There is movement, at least, in President Reagan's acceptance of a U.S. role in Central American peace negotiations that would include the Sandinista rulers of Nicaragua. It is an appropriate first response to the Sandinistas' decision last Friday to ask Cardinal Miguel Obando y Bravo, archbishop of Managua, to mediate a cease-fire with the Contras.
Both Washington and Managua are holding back on the crucial steps needed to accelerate the peace process. The United States has no good reason to refuse direct bilateral talks with Nicaragua; the visit to Washington this week of President Daniel Ortega offers an opportunity for just such an exploration. Nicaragua has no good reason to restrict its talks with the Contras to indirect negotiations limited to a cease-fire.

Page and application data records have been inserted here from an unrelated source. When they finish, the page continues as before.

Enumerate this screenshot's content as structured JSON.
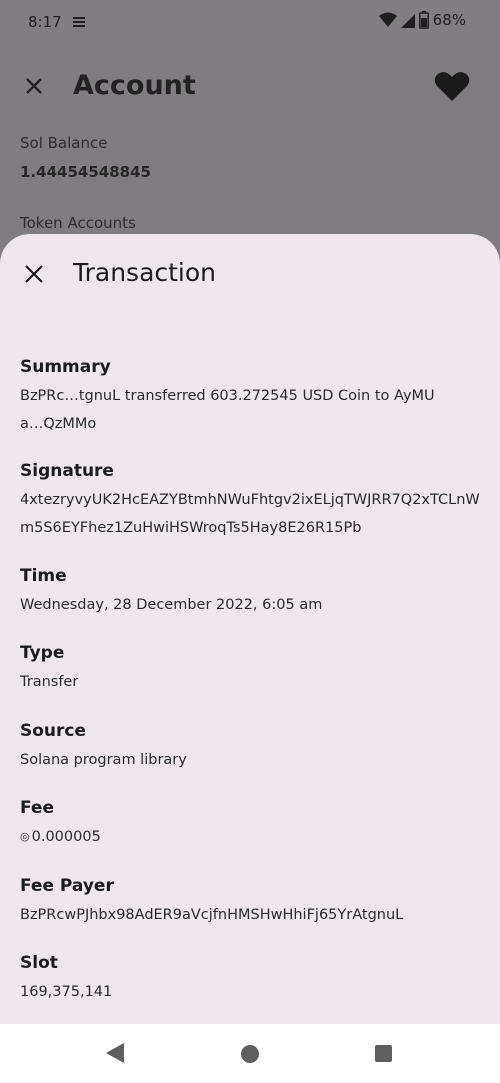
{
  "status_bar": {
    "time": "8:17",
    "battery": "68%",
    "icons": [
      "notification-icon",
      "wifi-icon",
      "signal-icon",
      "battery-icon"
    ]
  },
  "background_screen": {
    "title": "Account",
    "label_1": "Sol Balance",
    "value_1": "1.44454548845",
    "label_2": "Token Accounts"
  },
  "sheet": {
    "title": "Transaction",
    "fields": {
      "summary": {
        "label": "Summary",
        "value": "BzPRc…tgnuL transferred 603.272545 USD Coin to AyMUa…QzMMo"
      },
      "signature": {
        "label": "Signature",
        "value": "4xtezryvyUK2HcEAZYBtmhNWuFhtgv2ixELjqTWJRR7Q2xTCLnWm5S6EYFhez1ZuHwiHSWroqTs5Hay8E26R15Pb"
      },
      "time": {
        "label": "Time",
        "value": "Wednesday, 28 December 2022, 6:05 am"
      },
      "type": {
        "label": "Type",
        "value": "Transfer"
      },
      "source": {
        "label": "Source",
        "value": "Solana program library"
      },
      "fee": {
        "label": "Fee",
        "symbol": "◎",
        "value": "0.000005"
      },
      "fee_payer": {
        "label": "Fee Payer",
        "value": "BzPRcwPJhbx98AdER9aVcjfnHMSHwHhiFj65YrAtgnuL"
      },
      "slot": {
        "label": "Slot",
        "value": "169,375,141"
      }
    }
  },
  "colors": {
    "sheet_background": "#eee8ee",
    "scrim": "#807d80",
    "text_primary": "#1c1b1f"
  }
}
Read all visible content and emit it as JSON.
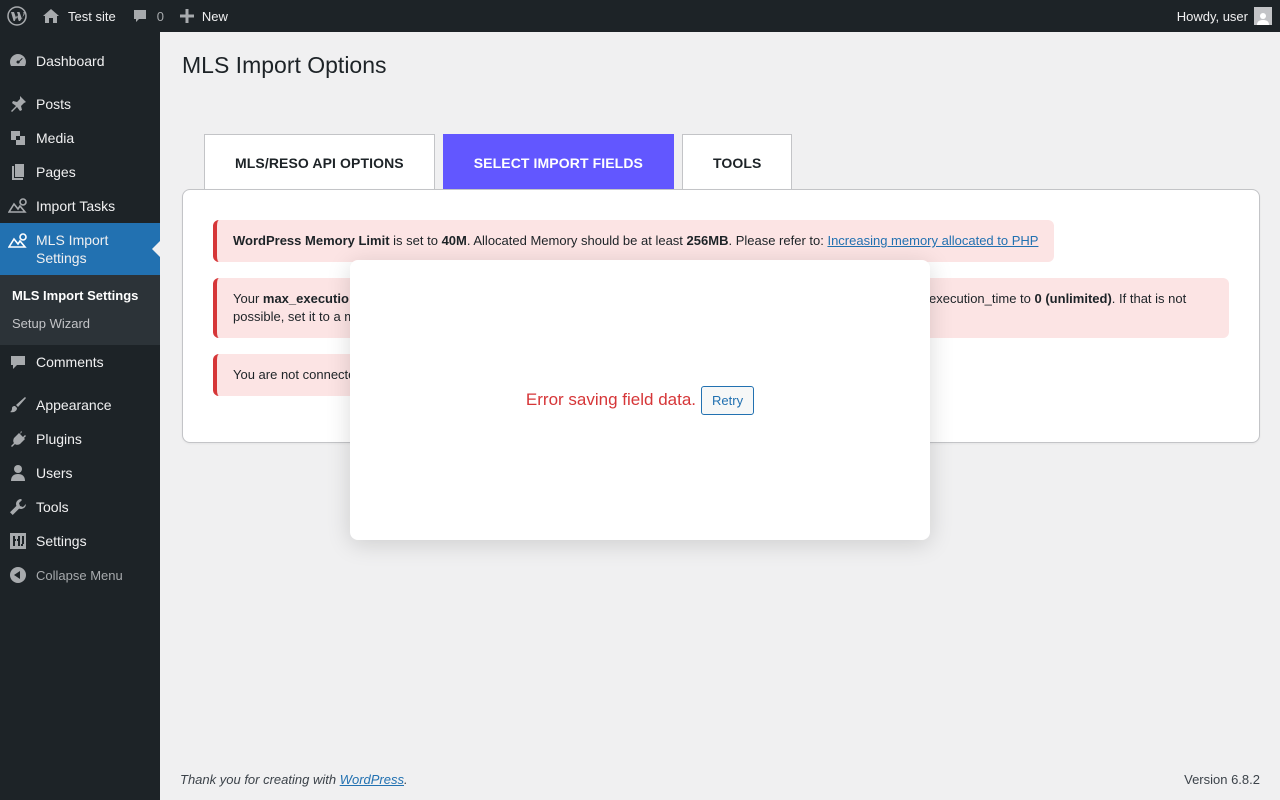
{
  "adminbar": {
    "site_name": "Test site",
    "comments_count": "0",
    "new_label": "New",
    "howdy": "Howdy, user"
  },
  "sidebar": {
    "items": [
      {
        "label": "Dashboard",
        "icon": "dashboard-icon"
      },
      {
        "label": "Posts",
        "icon": "pin-icon"
      },
      {
        "label": "Media",
        "icon": "media-icon"
      },
      {
        "label": "Pages",
        "icon": "pages-icon"
      },
      {
        "label": "Import Tasks",
        "icon": "import-icon"
      },
      {
        "label": "MLS Import Settings",
        "icon": "import-icon"
      },
      {
        "label": "Comments",
        "icon": "comment-icon"
      },
      {
        "label": "Appearance",
        "icon": "brush-icon"
      },
      {
        "label": "Plugins",
        "icon": "plugin-icon"
      },
      {
        "label": "Users",
        "icon": "user-icon"
      },
      {
        "label": "Tools",
        "icon": "wrench-icon"
      },
      {
        "label": "Settings",
        "icon": "settings-icon"
      }
    ],
    "submenu": [
      "MLS Import Settings",
      "Setup Wizard"
    ],
    "collapse": "Collapse Menu"
  },
  "page": {
    "title": "MLS Import Options",
    "tabs": [
      "MLS/RESO API OPTIONS",
      "SELECT IMPORT FIELDS",
      "TOOLS"
    ],
    "active_tab": "SELECT IMPORT FIELDS"
  },
  "notices": {
    "memory": {
      "bold1": "WordPress Memory Limit",
      "t1": " is set to ",
      "bold2": "40M",
      "t2": ". Allocated Memory should be at least ",
      "bold3": "256MB",
      "t3": ". Please refer to: ",
      "link": "Increasing memory allocated to PHP"
    },
    "exec": {
      "t1": "Your ",
      "bold1": "max_executio",
      "t2": "execution_time to ",
      "bold2": "0 (unlimited)",
      "t3": ". If that is not",
      "line2": "possible, set it to a m"
    },
    "connect": {
      "text": "You are not connecte"
    }
  },
  "modal": {
    "error": "Error saving field data.",
    "retry": "Retry"
  },
  "footer": {
    "thanks": "Thank you for creating with ",
    "link": "WordPress",
    "period": ".",
    "version": "Version 6.8.2"
  },
  "colors": {
    "accent": "#6257ff",
    "wp_blue": "#2271b1",
    "error": "#d63638",
    "notice_bg": "#fce4e4"
  }
}
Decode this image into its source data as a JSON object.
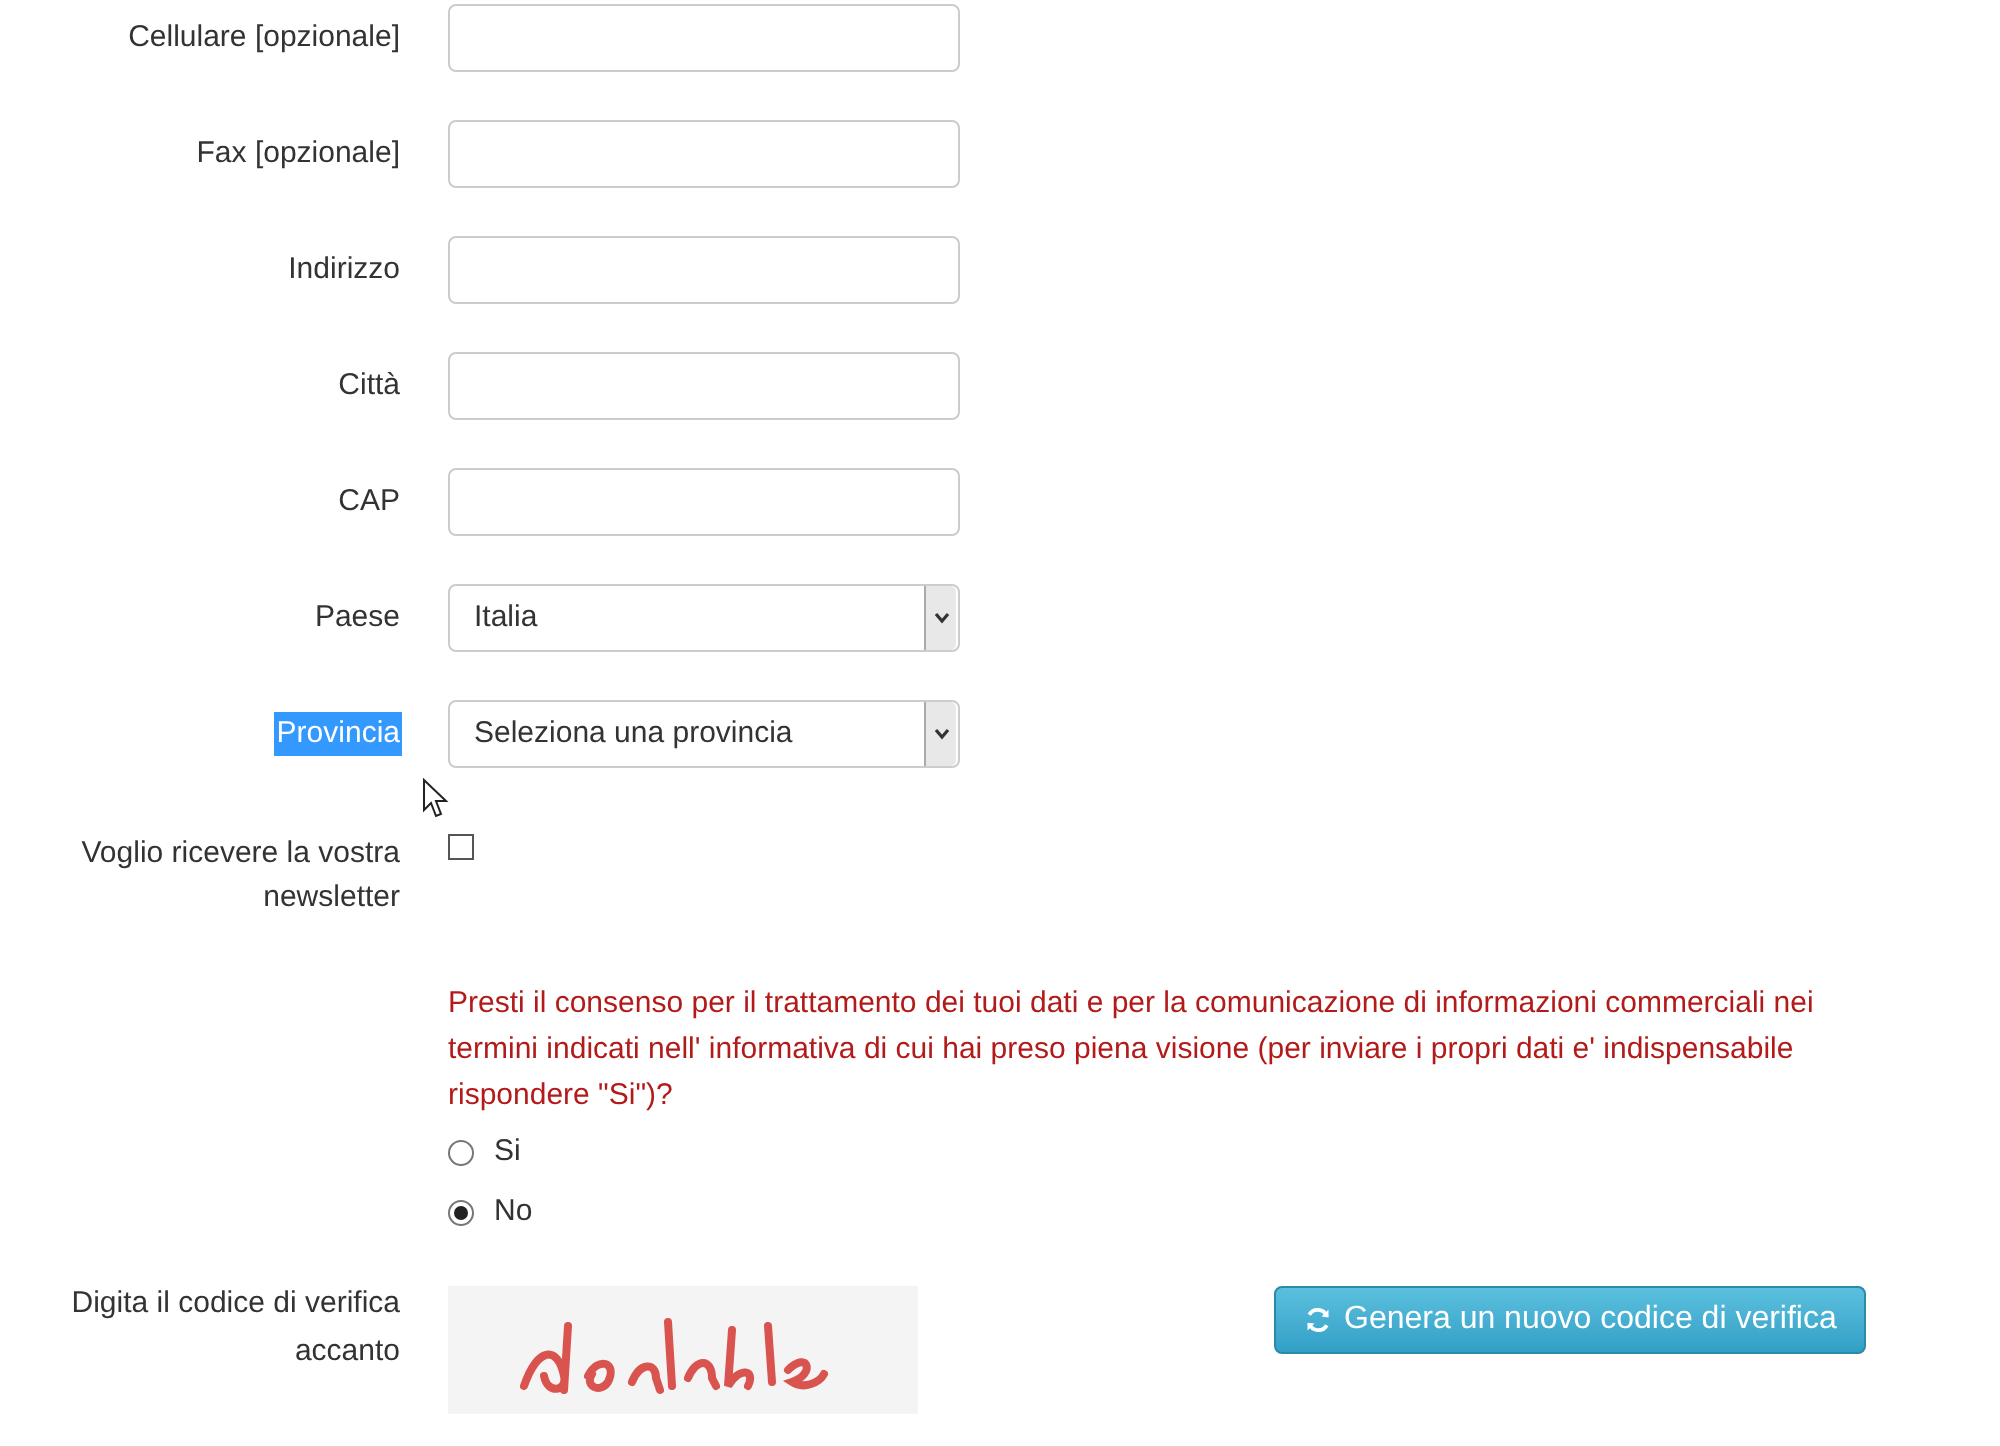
{
  "fields": [
    {
      "kind": "text",
      "label": "Cellulare [opzionale]"
    },
    {
      "kind": "text",
      "label": "Fax [opzionale]"
    },
    {
      "kind": "text",
      "label": "Indirizzo"
    },
    {
      "kind": "text",
      "label": "Città"
    },
    {
      "kind": "text",
      "label": "CAP"
    },
    {
      "kind": "select",
      "label": "Paese",
      "value": "Italia",
      "highlighted": false
    },
    {
      "kind": "select",
      "label": "Provincia",
      "value": "Seleziona una provincia",
      "highlighted": true
    }
  ],
  "newsletter": {
    "label": "Voglio ricevere la vostra newsletter",
    "checked": false
  },
  "consent": {
    "question": "Presti il consenso per il trattamento dei tuoi dati e per la comunicazione di informazioni commerciali nei termini indicati nell' informativa di cui hai preso piena visione (per inviare i propri dati e' indispensabile rispondere \"Si\")?",
    "options": [
      {
        "label": "Si",
        "selected": false
      },
      {
        "label": "No",
        "selected": true
      }
    ]
  },
  "captcha": {
    "label": "Digita il codice di verifica accanto",
    "button": "Genera un nuovo codice di verifica"
  }
}
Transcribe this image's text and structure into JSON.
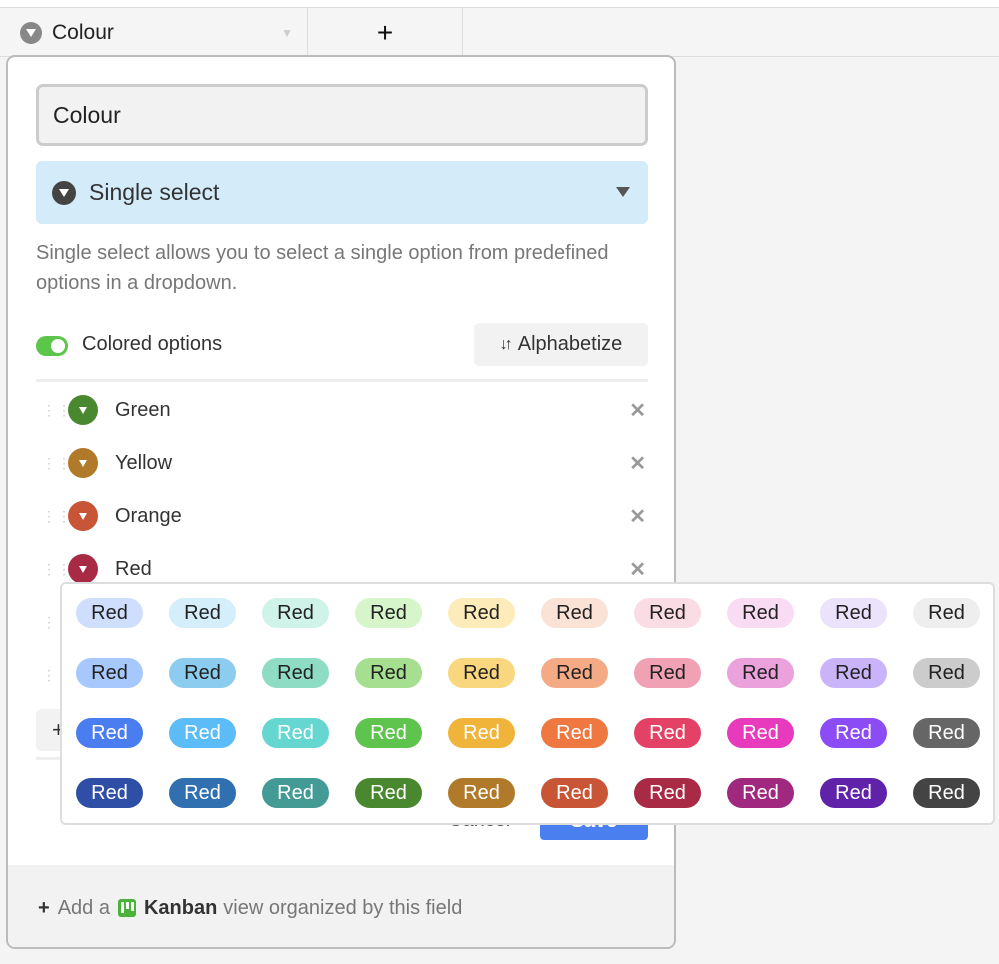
{
  "header": {
    "column_label": "Colour",
    "add_column": "+"
  },
  "panel": {
    "name_value": "Colour",
    "type_label": "Single select",
    "description": "Single select allows you to select a single option from predefined options in a dropdown.",
    "colored_options_label": "Colored options",
    "colored_options_on": true,
    "alphabetize_label": "Alphabetize",
    "options": [
      {
        "label": "Green",
        "color": "#4a882f"
      },
      {
        "label": "Yellow",
        "color": "#b07a2a"
      },
      {
        "label": "Orange",
        "color": "#c85535"
      },
      {
        "label": "Red",
        "color": "#a82a45"
      }
    ],
    "add_option": "+",
    "cancel_label": "Cancel",
    "save_label": "Save",
    "footer": {
      "plus": "+",
      "prefix": "Add a",
      "kanban": "Kanban",
      "suffix": "view organized by this field"
    }
  },
  "palette": {
    "chip_label": "Red",
    "rows": [
      {
        "text": "#222",
        "colors": [
          "#d0defe",
          "#d4eefc",
          "#cff3e9",
          "#d6f5cb",
          "#fdebb9",
          "#fbe2d6",
          "#fadde4",
          "#f9dcf3",
          "#ebe2fb",
          "#eeeeee"
        ]
      },
      {
        "text": "#222",
        "colors": [
          "#a6c8fd",
          "#8ccdef",
          "#8fdcc4",
          "#a6df8f",
          "#f9d77e",
          "#f4ab85",
          "#f0a1b4",
          "#eba1dc",
          "#c9b3f9",
          "#cccccc"
        ]
      },
      {
        "text": "#fff",
        "colors": [
          "#4a7ef0",
          "#5bbcf7",
          "#66d6d0",
          "#5ec44d",
          "#f0b43a",
          "#ee7840",
          "#e34266",
          "#e83abd",
          "#8b4cf5",
          "#666666"
        ]
      },
      {
        "text": "#fff",
        "colors": [
          "#2f4ea5",
          "#3070b0",
          "#449b95",
          "#4a882f",
          "#b07a2a",
          "#c85535",
          "#a82a45",
          "#a0287e",
          "#5f22a8",
          "#444444"
        ]
      }
    ]
  }
}
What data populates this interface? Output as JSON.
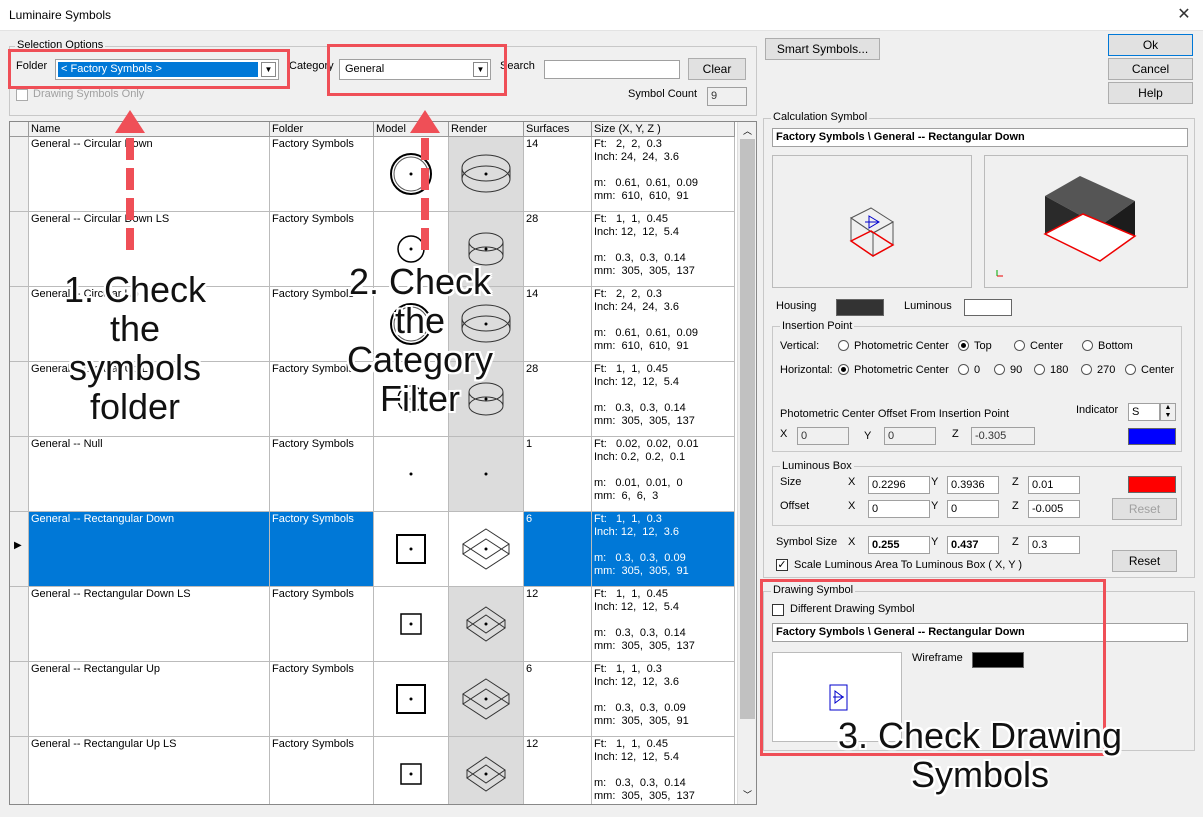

The governments of Guatemala and El Salvador are engaged in open-ended negotiations with guerrilla movements within their nations on political as well as cease-fire issues. Indeed, it is difficult if not impossible to separate one from the other.
President Oscar Arias Sanchez of Costa Rica, principal architect of the the Aug. 7 peace agreement, hailed President Reagan's response as "a positive step for which I feel very content as it is one step closer to attaining peace." Arias is a realist and has seemed to expect progress only step by step. He nevertheless looked ahead to the next step: "Now it is easier to see a bilateral dialogue between Washington and Managua."